DC gets to dripping in these summer months, not just with sweat (though dang it is hot) but also with interns: trooping in in their thousands, bright-eyed, bushy-tailed, ready and set to enter offices all over town. There’ll be phalanxes of photocopying for them to do, coffee runs, lunch runs and that ever-present filing problem. But I’m sure interns here also get some cool stuff come their way, this city being what it is. And don’t forget the real raison to be here is that toe-hold, or full-foot-hold on the ladder to the cream of careers. Husband’s younger brother has done many an internship, so to a good extent, he knows the score. But this year, as we settled him into his intern digs, Husband did have one warning to impart: beware the blog-spot Spotted: DC [Summer] interns.
Strictly anonymous and oh so popular, this is a chance for those that dread the deluge of summer-time staffers to let rip about the rude, riotous and ridiculous incidents involving their interns. Here are some snippets from June 6 and 4:
Spotted: Who Wears [Short] Shorts
In the Senate Cafeteria this afternoon a young brunette intern was spotted wearing black wedges and tan “formal shorts” that hit mid thigh. I know it’s recess, and it’s hot out and all, but unless you’re a tourist, honey, no.
Spotted: No, Really … He was Playing ‘Head-up, Seven-up’
Today, one of my interns put his head down and took a nap for half an hour this morning. I know it’s recess week, intern, but seriously. Bold move, sir.
The message is clear: the office has eyes and pens are poised, ready to record all the stresses, strains and ‘slight’ irritations that abound between any mentor and mentee. Which brings us to our pic of the day: Portrait of a Young Man and His Tutor (1685), by Nicolas de Largillierre (1656 – 1746). Largillierre is labelled “almost Flemish” for the fact that, though born in Paris, he passed his youth in Antwerp. He also spent time in England, which upped his Flemish factor for the exposure it gave him to Anthony van Dyck, No. 2 Flemish painter of the 17th century after Rubens, who’d settled there in the 1630s. Largillierre was back in Paris when he came to paint this.
Can we tell that Largillierre specialized in portraits of the wealthy middle classes? Oh yes. There’s pin-sharp precision in the facial features: does anyone else see the down-like fluff on the upper lip of the young man? And the super-fine spider veins threading through the ruddy cheeks of the tutor? Oh and see the hairstyles: the youth looks like he’s just stepped out of a salon, so verily bouncing and buxom is his tumble of teased-out curls. As for the old chap: feathery and flyaway at best, with a high forehead and pate peeking through. This kind of fascinating, fastidious focus on physical detail is the thing that exposes Largillierre’s Flemish side.

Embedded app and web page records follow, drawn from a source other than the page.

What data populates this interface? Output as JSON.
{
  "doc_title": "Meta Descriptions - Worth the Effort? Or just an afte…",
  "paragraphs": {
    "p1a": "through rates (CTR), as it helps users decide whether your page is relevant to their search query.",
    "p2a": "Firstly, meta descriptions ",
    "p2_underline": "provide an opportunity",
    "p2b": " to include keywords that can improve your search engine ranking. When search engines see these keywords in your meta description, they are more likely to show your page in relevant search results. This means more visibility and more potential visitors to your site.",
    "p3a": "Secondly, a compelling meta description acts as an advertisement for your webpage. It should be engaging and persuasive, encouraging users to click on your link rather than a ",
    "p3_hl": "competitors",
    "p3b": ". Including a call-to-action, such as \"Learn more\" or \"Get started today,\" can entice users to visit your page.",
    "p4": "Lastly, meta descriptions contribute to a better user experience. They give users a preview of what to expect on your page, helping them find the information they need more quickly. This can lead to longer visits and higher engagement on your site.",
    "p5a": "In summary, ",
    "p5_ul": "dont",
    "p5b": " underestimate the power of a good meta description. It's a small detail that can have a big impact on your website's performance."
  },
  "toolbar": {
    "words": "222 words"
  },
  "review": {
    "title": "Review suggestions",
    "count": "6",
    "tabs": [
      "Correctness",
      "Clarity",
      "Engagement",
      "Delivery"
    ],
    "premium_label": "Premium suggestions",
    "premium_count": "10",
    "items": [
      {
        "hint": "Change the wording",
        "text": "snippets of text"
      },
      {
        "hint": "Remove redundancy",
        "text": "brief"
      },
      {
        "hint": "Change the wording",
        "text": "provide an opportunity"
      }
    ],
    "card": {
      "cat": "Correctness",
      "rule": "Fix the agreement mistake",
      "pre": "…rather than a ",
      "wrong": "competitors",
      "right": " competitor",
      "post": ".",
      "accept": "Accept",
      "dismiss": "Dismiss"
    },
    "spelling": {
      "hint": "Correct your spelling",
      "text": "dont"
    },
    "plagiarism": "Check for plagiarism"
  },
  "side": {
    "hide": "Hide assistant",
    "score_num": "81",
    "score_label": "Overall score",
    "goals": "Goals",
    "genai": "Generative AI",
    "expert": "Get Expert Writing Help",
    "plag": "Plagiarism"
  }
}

In all, this oozes Baroque “grand manner” in the formality of the pose and crisp silhouettes. And there’s also a definite psychological dimension. Portraiture was near the top of the set hierarchy of French Academy painting, mostly for the demands it placed on a painter to really observe and understand his subjects. We no longer know the ID of this pair, but still, we sense all sorts of things in the dynamic between this duo. What underlying things (oh, for a 17th-century blog-spot) do you see in their expressions and body language?